## About this task
Without omitting anything, write out the listing below precisely.

## Entries shown
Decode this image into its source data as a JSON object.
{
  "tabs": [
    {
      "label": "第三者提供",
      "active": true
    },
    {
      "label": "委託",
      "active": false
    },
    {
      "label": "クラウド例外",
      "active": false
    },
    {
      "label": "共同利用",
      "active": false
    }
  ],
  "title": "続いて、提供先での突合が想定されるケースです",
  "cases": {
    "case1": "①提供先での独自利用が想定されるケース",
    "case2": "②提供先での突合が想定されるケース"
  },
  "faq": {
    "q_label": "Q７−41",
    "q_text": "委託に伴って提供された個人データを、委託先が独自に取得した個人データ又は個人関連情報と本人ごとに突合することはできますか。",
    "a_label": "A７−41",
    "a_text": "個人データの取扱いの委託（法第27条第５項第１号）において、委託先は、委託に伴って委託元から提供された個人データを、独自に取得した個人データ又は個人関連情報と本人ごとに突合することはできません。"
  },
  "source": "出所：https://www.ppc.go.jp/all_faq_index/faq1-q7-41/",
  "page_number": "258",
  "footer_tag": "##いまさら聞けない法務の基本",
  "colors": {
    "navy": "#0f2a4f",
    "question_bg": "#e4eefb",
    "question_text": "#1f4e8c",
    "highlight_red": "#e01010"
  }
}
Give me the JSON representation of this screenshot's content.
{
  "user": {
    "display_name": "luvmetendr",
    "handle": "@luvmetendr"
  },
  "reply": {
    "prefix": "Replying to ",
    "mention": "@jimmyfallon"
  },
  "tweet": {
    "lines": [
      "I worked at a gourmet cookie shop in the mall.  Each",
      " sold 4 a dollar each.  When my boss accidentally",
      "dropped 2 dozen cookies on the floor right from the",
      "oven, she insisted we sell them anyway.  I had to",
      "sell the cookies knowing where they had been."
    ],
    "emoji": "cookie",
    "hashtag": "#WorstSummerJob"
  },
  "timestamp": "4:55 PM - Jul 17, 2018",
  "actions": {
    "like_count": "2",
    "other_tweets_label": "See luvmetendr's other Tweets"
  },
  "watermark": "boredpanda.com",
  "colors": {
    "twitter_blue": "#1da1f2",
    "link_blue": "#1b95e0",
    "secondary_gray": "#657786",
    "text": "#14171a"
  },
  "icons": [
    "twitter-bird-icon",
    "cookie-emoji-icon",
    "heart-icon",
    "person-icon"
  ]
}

## Exercise response
Decode this image into its source data as a JSON object.
{
  "tabs": [
    {
      "label": "第三者提供",
      "active": true
    },
    {
      "label": "委託",
      "active": false
    },
    {
      "label": "クラウド例外",
      "active": false
    },
    {
      "label": "共同利用",
      "active": false
    }
  ],
  "title": "続いて、提供先での突合が想定されるケースです",
  "cases": {
    "case1": "①提供先での独自利用が想定されるケース",
    "case2": "②提供先での突合が想定されるケース"
  },
  "faq": {
    "q_label": "Q７−41",
    "q_text": "委託に伴って提供された個人データを、委託先が独自に取得した個人データ又は個人関連情報と本人ごとに突合することはできますか。",
    "a_label": "A７−41",
    "a_text": "個人データの取扱いの委託（法第27条第５項第１号）において、委託先は、委託に伴って委託元から提供された個人データを、独自に取得した個人データ又は個人関連情報と本人ごとに突合することはできません。"
  },
  "source": "出所：https://www.ppc.go.jp/all_faq_index/faq1-q7-41/",
  "page_number": "258",
  "footer_tag": "##いまさら聞けない法務の基本",
  "colors": {
    "navy": "#0f2a4f",
    "question_bg": "#e4eefb",
    "question_text": "#1f4e8c",
    "highlight_red": "#e01010"
  }
}
Give me the JSON representation of this screenshot's content.
{
  "user": {
    "display_name": "luvmetendr",
    "handle": "@luvmetendr"
  },
  "reply": {
    "prefix": "Replying to ",
    "mention": "@jimmyfallon"
  },
  "tweet": {
    "lines": [
      "I worked at a gourmet cookie shop in the mall.  Each",
      " sold 4 a dollar each.  When my boss accidentally",
      "dropped 2 dozen cookies on the floor right from the",
      "oven, she insisted we sell them anyway.  I had to",
      "sell the cookies knowing where they had been."
    ],
    "emoji": "cookie",
    "hashtag": "#WorstSummerJob"
  },
  "timestamp": "4:55 PM - Jul 17, 2018",
  "actions": {
    "like_count": "2",
    "other_tweets_label": "See luvmetendr's other Tweets"
  },
  "watermark": "boredpanda.com",
  "colors": {
    "twitter_blue": "#1da1f2",
    "link_blue": "#1b95e0",
    "secondary_gray": "#657786",
    "text": "#14171a"
  },
  "icons": [
    "twitter-bird-icon",
    "cookie-emoji-icon",
    "heart-icon",
    "person-icon"
  ]
}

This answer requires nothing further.